what objectivity!

but look at the footage of the baby that family supplies -- how did they get that exterior shot of baby in window?? thats a second story window! they had to get up there with the camera… why? why take such odd footage if it wasn't meant to tug at heart strings of public imagining kidnapping?

Buckley said...

I love this case! Thanks for analysis- I'm looking forward to part 2.

Anonymous said...

Off topic but I was hoping someone would do a statement analysis of the brown case in St Louis I just wonder if that young man who was a witness is being completely truthful not saying I think he isnt at all just wondering if anyone saw and sensitvity. Also if he was truthful a statement analysis of someone who is truthful would be a good contRast and comparison

http://www.msnbc.com/msnbc/eyewitness-michael-brown-fatal-shooting-missouri

Anonymous said...

Off topic but I was hoping someone would do a statement analysis of the brown case in St Louis I just wonder if that young man who was a witness is being completely truthful not saying I think he isnt at all just wondering if anyone saw and sensitvity. Also if he was truthful a statement analysis of someone who is truthful would be a good contRast and comparison

http://www.msnbc.com/msnbc/eyewitness-michael-brown-fatal-shooting-missouri

Anonymous said...

the St. Louis case is so sad, St. louis is crazy segrigated. it's like pre civil rights era there in lay out of neighborhoods and poverty.
I wish I wanted to read more about it - but I can't see any mystery in it - which is usually what draws me to a story.

I don't doubt the story that the teen was killed unjustly because of the climate of that city ---

Anonymous said...

Just a thought but might she have answered "only two" because, in those days, two children was an unusually small family?

It might therefore be sensitive but not for any nefarious reason but rather for social inadequacy or embarrassment.

trustmeigetit said...





The part that really made me sure of her guilt outside of the SA side of it with regards to the dress she burned….


Was that even right after the bodies were discovered, she sent everyone away to get other people. Staying alone in the home. NO FEAR of an ax murderer still in the home that was 4 stories by the way if you count the basement. So plenty of places they could have hidden.

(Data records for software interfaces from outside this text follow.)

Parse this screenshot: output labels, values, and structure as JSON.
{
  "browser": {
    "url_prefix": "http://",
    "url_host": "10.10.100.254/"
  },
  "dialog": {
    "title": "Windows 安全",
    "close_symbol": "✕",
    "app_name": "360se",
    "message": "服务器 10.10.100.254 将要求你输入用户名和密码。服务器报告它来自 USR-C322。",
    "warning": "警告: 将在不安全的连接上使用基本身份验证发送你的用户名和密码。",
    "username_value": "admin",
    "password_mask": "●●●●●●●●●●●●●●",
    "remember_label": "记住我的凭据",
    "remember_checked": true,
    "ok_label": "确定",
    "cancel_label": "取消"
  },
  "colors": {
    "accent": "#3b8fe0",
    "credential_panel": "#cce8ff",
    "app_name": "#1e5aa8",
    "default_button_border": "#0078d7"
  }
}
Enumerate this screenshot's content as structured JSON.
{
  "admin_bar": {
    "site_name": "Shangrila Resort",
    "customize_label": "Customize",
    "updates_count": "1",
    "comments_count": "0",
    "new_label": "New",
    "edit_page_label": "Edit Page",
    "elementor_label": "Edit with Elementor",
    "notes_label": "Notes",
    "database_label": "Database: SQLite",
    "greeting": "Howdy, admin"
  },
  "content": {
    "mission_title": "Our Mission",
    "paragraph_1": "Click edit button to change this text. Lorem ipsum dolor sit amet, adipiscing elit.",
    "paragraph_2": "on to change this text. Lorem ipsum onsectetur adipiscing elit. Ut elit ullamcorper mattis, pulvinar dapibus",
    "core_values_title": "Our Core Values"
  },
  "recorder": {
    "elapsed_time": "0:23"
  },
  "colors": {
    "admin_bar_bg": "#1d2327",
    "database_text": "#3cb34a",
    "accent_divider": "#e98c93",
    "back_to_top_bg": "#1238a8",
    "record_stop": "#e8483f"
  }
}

Then that night, despite the familys wealth, she choose to stay in the home and on top of it all, the parents bodies were cut up (autopsy done there) and in the kitchen. YUCK

Then, despite all the creepiness of all this, she went downstairs once with her friend, and then a few minutes later again ALONE where she was stooped down near the sink for about 20 minutes but one of the police officers patrolling the home.

I would never be able to stay in my home if family was murdered. She was totally comfortable even doing down into the dark creepy basement alone.

No!

Anonymous said...

So sorry elf. :( I'll keep her and you in my thoughts.

S + K Mum said...

That's so sad Elf. Do you think her case will ever be re-opened? Thinking of you and her family.

C5H11ONO said...

Q. What dress did you wear the day they were killed?
A. I had on a navy blue, sort of a Bengaline silk skirt with a navy blue blouse. In the afternoon, they thought I had better change it. I put on a pink wrapper.


--Maybe this was the straw that broke the camel's back? They though she had better change it...Who is they? Her dad and her step mom? They died soon after.

This part of her testimony had me wondering. Sadly he didn't catch on that there was a discussion that morning about what she was wearing.

Anonymous said...

This case is fascinating! Thank you for posting the analysis. I too wonder who is the " they" that suggested she put on a pink wrapper. The blue skirt and blouse were the same color as the navy blue dress she burned. Also it's interesting that her uncle who mentioned the will was the same uncle who came to visit the night before the murders. He had only come twice in like 14 years she stated. Obviously his presence in the home on "business" matters triggered something. I agree with the above poster that it is completely weird that she, her sister, her uncle and a neighbor stayed in the house the night of the murders, even after the autopsy done in the dining room/kitchen. That is beyond creepy considering they could afford to stay elsewhere.